═════ Listed entries ═════
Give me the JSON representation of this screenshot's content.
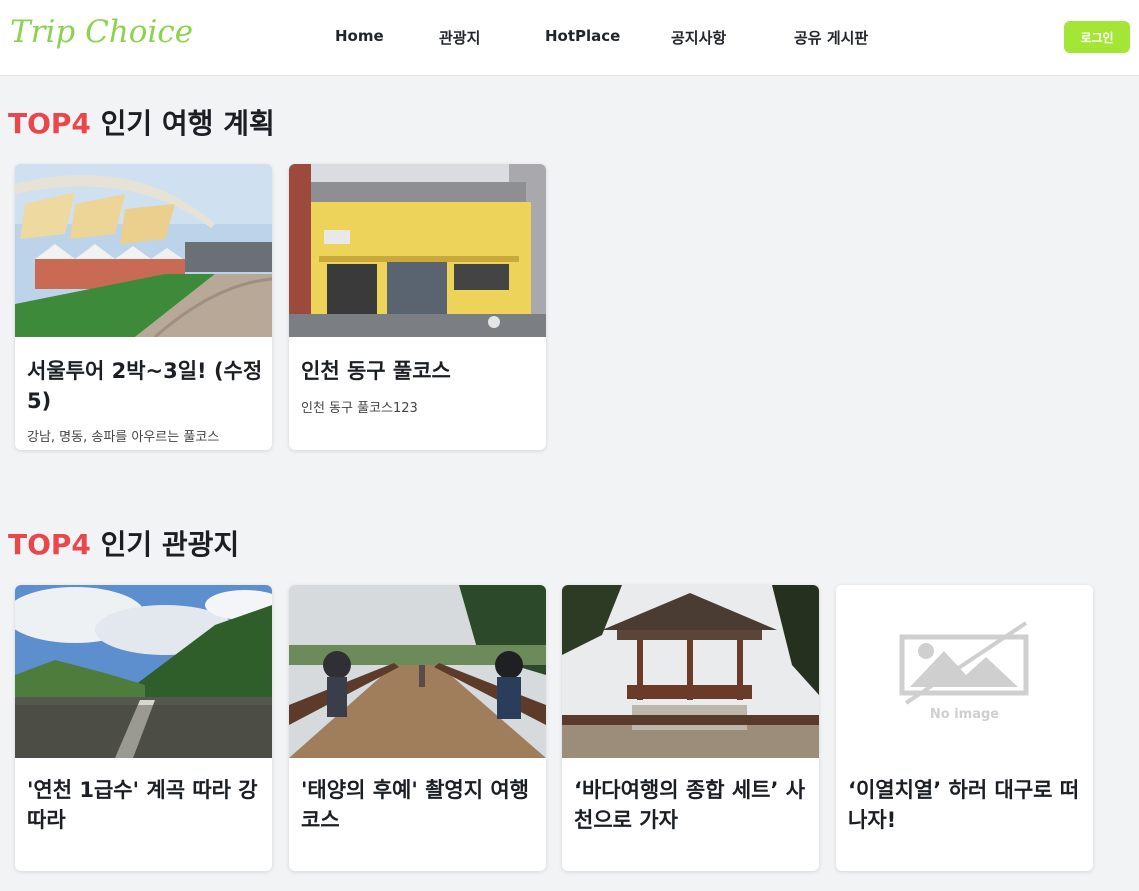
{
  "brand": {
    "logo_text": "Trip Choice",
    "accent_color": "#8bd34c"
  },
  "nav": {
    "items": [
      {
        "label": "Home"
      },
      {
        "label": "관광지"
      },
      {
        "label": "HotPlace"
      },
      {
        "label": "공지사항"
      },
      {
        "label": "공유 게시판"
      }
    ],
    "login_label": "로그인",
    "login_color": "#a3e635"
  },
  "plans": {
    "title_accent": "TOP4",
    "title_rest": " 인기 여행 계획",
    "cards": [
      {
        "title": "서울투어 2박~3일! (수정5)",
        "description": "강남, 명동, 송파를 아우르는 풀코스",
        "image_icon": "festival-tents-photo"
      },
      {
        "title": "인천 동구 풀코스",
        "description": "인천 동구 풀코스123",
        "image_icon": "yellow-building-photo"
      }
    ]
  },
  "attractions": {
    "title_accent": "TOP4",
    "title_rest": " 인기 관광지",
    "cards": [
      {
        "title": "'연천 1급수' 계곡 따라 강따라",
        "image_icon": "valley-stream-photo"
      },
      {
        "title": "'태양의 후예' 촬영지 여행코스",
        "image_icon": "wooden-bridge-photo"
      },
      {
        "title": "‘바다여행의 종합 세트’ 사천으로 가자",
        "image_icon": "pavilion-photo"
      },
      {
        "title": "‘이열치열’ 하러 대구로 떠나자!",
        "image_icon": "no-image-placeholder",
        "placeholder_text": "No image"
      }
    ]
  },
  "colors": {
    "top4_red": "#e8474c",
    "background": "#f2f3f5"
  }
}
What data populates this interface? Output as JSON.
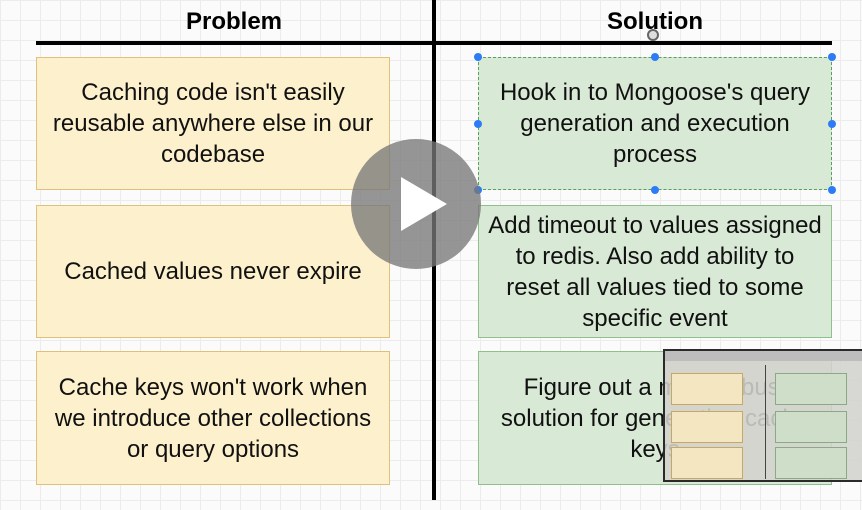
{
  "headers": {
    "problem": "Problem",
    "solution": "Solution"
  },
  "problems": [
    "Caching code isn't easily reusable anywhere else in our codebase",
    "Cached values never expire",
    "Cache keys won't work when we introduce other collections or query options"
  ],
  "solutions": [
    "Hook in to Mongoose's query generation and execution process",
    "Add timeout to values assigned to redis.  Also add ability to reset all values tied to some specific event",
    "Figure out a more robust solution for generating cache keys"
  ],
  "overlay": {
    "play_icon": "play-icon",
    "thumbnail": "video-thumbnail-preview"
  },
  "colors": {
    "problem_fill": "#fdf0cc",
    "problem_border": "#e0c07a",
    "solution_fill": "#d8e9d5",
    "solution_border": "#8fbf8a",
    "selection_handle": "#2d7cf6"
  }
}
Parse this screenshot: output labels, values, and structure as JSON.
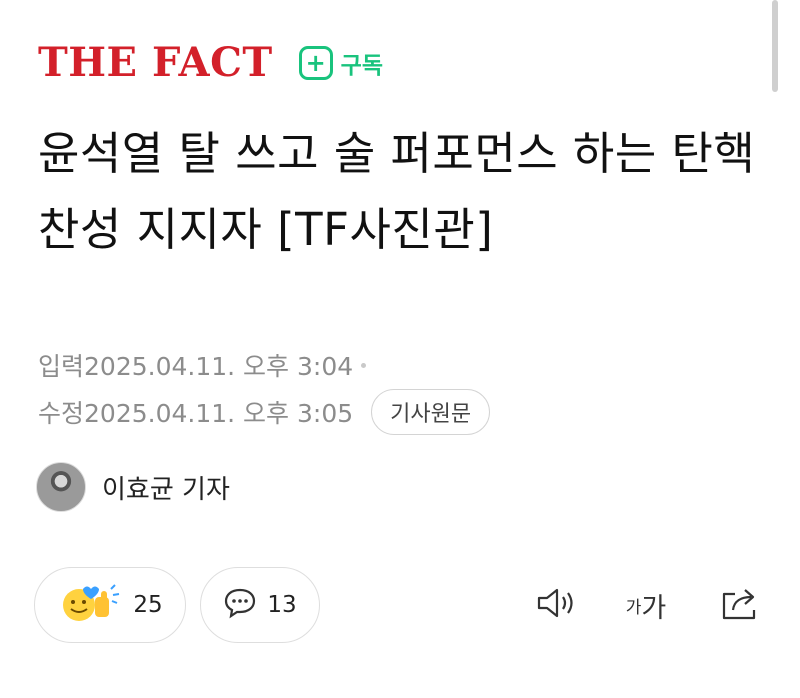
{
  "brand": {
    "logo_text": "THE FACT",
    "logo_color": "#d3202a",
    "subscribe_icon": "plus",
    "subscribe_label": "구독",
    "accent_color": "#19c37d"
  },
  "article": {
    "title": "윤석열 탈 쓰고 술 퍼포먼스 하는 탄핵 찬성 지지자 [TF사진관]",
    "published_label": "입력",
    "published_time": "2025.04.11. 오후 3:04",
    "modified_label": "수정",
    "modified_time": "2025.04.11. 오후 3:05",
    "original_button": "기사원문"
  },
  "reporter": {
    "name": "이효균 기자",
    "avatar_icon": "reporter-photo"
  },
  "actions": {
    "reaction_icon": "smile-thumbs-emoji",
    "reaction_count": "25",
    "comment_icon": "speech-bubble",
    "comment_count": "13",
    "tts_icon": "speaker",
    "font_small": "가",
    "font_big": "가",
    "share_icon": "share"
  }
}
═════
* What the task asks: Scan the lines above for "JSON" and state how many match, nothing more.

* Solved problem: 3